> EXERCISE GOAL: Without a single alteration, write the listing out again.

> RECORDS SHOWN:
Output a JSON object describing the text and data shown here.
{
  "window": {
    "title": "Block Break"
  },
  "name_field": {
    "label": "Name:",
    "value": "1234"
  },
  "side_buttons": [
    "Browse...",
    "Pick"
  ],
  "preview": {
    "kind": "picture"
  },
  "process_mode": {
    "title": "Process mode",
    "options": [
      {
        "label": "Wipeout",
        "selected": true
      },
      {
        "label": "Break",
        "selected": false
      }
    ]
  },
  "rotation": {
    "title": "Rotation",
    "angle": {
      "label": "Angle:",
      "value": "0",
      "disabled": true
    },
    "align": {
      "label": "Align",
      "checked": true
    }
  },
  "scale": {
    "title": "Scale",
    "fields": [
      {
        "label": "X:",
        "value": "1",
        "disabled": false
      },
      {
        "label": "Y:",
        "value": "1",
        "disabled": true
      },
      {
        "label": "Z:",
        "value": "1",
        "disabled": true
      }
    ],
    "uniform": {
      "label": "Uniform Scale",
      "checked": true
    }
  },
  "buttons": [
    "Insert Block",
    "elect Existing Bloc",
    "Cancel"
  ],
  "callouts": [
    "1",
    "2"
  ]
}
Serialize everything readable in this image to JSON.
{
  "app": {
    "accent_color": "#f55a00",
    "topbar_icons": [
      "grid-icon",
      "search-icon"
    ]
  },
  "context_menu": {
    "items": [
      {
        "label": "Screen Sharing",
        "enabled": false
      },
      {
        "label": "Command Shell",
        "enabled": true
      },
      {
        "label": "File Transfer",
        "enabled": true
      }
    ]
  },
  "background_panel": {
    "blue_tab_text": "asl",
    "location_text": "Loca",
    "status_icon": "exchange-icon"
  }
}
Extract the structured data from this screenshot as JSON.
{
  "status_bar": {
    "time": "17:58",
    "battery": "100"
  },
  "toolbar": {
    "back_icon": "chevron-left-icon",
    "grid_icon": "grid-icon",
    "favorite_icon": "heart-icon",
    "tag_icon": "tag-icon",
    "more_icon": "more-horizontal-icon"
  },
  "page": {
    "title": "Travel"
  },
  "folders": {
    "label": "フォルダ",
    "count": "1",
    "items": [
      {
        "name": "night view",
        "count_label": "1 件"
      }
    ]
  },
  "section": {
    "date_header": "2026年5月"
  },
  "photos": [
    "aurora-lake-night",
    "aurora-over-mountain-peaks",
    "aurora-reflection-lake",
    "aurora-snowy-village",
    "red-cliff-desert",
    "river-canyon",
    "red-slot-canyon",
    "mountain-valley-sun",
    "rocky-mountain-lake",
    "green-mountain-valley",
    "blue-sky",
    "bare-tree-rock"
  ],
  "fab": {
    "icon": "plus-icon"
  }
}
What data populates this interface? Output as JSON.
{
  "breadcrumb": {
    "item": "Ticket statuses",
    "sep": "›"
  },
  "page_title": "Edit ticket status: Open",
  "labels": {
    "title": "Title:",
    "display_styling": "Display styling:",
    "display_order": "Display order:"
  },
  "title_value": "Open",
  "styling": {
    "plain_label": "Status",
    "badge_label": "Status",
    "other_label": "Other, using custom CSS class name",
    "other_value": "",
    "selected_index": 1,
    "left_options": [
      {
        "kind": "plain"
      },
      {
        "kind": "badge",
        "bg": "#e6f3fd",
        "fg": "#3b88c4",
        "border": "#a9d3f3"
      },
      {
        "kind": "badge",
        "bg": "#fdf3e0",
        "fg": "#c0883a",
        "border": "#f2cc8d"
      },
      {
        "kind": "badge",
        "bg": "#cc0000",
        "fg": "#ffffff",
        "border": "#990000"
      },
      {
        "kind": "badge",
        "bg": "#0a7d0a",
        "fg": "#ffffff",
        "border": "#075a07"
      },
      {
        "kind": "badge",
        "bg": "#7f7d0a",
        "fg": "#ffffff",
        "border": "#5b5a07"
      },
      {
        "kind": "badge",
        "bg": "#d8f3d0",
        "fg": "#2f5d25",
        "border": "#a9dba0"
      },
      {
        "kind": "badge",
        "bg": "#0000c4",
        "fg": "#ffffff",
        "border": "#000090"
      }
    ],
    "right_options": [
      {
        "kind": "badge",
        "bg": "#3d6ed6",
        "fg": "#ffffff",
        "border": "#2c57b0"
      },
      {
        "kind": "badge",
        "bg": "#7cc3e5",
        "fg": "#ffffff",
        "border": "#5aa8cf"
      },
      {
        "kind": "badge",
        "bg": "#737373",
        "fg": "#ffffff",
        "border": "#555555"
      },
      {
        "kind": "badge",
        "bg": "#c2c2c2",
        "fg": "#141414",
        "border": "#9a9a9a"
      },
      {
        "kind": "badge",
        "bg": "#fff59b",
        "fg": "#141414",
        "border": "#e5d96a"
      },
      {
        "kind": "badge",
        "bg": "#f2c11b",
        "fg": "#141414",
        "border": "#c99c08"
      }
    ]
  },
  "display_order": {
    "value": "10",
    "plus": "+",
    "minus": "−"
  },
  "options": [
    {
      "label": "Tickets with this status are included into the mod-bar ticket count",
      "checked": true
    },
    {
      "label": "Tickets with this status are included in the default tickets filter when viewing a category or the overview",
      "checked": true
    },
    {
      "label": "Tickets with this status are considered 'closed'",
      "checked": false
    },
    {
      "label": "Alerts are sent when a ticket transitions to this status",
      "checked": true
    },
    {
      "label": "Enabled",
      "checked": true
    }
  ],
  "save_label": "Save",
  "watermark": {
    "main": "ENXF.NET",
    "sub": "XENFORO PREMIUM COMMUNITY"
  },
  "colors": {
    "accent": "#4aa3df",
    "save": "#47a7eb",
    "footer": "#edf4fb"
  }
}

> OUTPUT:
Output a JSON object describing the text and data shown here.
{
  "window": {
    "title": "Block Break"
  },
  "name_field": {
    "label": "Name:",
    "value": "1234"
  },
  "side_buttons": [
    "Browse...",
    "Pick"
  ],
  "preview": {
    "kind": "picture"
  },
  "process_mode": {
    "title": "Process mode",
    "options": [
      {
        "label": "Wipeout",
        "selected": true
      },
      {
        "label": "Break",
        "selected": false
      }
    ]
  },
  "rotation": {
    "title": "Rotation",
    "angle": {
      "label": "Angle:",
      "value": "0",
      "disabled": true
    },
    "align": {
      "label": "Align",
      "checked": true
    }
  },
  "scale": {
    "title": "Scale",
    "fields": [
      {
        "label": "X:",
        "value": "1",
        "disabled": false
      },
      {
        "label": "Y:",
        "value": "1",
        "disabled": true
      },
      {
        "label": "Z:",
        "value": "1",
        "disabled": true
      }
    ],
    "uniform": {
      "label": "Uniform Scale",
      "checked": true
    }
  },
  "buttons": [
    "Insert Block",
    "elect Existing Bloc",
    "Cancel"
  ],
  "callouts": [
    "1",
    "2"
  ]
}
Serialize everything readable in this image to JSON.
{
  "app": {
    "accent_color": "#f55a00",
    "topbar_icons": [
      "grid-icon",
      "search-icon"
    ]
  },
  "context_menu": {
    "items": [
      {
        "label": "Screen Sharing",
        "enabled": false
      },
      {
        "label": "Command Shell",
        "enabled": true
      },
      {
        "label": "File Transfer",
        "enabled": true
      }
    ]
  },
  "background_panel": {
    "blue_tab_text": "asl",
    "location_text": "Loca",
    "status_icon": "exchange-icon"
  }
}
Extract the structured data from this screenshot as JSON.
{
  "status_bar": {
    "time": "17:58",
    "battery": "100"
  },
  "toolbar": {
    "back_icon": "chevron-left-icon",
    "grid_icon": "grid-icon",
    "favorite_icon": "heart-icon",
    "tag_icon": "tag-icon",
    "more_icon": "more-horizontal-icon"
  },
  "page": {
    "title": "Travel"
  },
  "folders": {
    "label": "フォルダ",
    "count": "1",
    "items": [
      {
        "name": "night view",
        "count_label": "1 件"
      }
    ]
  },
  "section": {
    "date_header": "2026年5月"
  },
  "photos": [
    "aurora-lake-night",
    "aurora-over-mountain-peaks",
    "aurora-reflection-lake",
    "aurora-snowy-village",
    "red-cliff-desert",
    "river-canyon",
    "red-slot-canyon",
    "mountain-valley-sun",
    "rocky-mountain-lake",
    "green-mountain-valley",
    "blue-sky",
    "bare-tree-rock"
  ],
  "fab": {
    "icon": "plus-icon"
  }
}
What data populates this interface? Output as JSON.
{
  "breadcrumb": {
    "item": "Ticket statuses",
    "sep": "›"
  },
  "page_title": "Edit ticket status: Open",
  "labels": {
    "title": "Title:",
    "display_styling": "Display styling:",
    "display_order": "Display order:"
  },
  "title_value": "Open",
  "styling": {
    "plain_label": "Status",
    "badge_label": "Status",
    "other_label": "Other, using custom CSS class name",
    "other_value": "",
    "selected_index": 1,
    "left_options": [
      {
        "kind": "plain"
      },
      {
        "kind": "badge",
        "bg": "#e6f3fd",
        "fg": "#3b88c4",
        "border": "#a9d3f3"
      },
      {
        "kind": "badge",
        "bg": "#fdf3e0",
        "fg": "#c0883a",
        "border": "#f2cc8d"
      },
      {
        "kind": "badge",
        "bg": "#cc0000",
        "fg": "#ffffff",
        "border": "#990000"
      },
      {
        "kind": "badge",
        "bg": "#0a7d0a",
        "fg": "#ffffff",
        "border": "#075a07"
      },
      {
        "kind": "badge",
        "bg": "#7f7d0a",
        "fg": "#ffffff",
        "border": "#5b5a07"
      },
      {
        "kind": "badge",
        "bg": "#d8f3d0",
        "fg": "#2f5d25",
        "border": "#a9dba0"
      },
      {
        "kind": "badge",
        "bg": "#0000c4",
        "fg": "#ffffff",
        "border": "#000090"
      }
    ],
    "right_options": [
      {
        "kind": "badge",
        "bg": "#3d6ed6",
        "fg": "#ffffff",
        "border": "#2c57b0"
      },
      {
        "kind": "badge",
        "bg": "#7cc3e5",
        "fg": "#ffffff",
        "border": "#5aa8cf"
      },
      {
        "kind": "badge",
        "bg": "#737373",
        "fg": "#ffffff",
        "border": "#555555"
      },
      {
        "kind": "badge",
        "bg": "#c2c2c2",
        "fg": "#141414",
        "border": "#9a9a9a"
      },
      {
        "kind": "badge",
        "bg": "#fff59b",
        "fg": "#141414",
        "border": "#e5d96a"
      },
      {
        "kind": "badge",
        "bg": "#f2c11b",
        "fg": "#141414",
        "border": "#c99c08"
      }
    ]
  },
  "display_order": {
    "value": "10",
    "plus": "+",
    "minus": "−"
  },
  "options": [
    {
      "label": "Tickets with this status are included into the mod-bar ticket count",
      "checked": true
    },
    {
      "label": "Tickets with this status are included in the default tickets filter when viewing a category or the overview",
      "checked": true
    },
    {
      "label": "Tickets with this status are considered 'closed'",
      "checked": false
    },
    {
      "label": "Alerts are sent when a ticket transitions to this status",
      "checked": true
    },
    {
      "label": "Enabled",
      "checked": true
    }
  ],
  "save_label": "Save",
  "watermark": {
    "main": "ENXF.NET",
    "sub": "XENFORO PREMIUM COMMUNITY"
  },
  "colors": {
    "accent": "#4aa3df",
    "save": "#47a7eb",
    "footer": "#edf4fb"
  }
}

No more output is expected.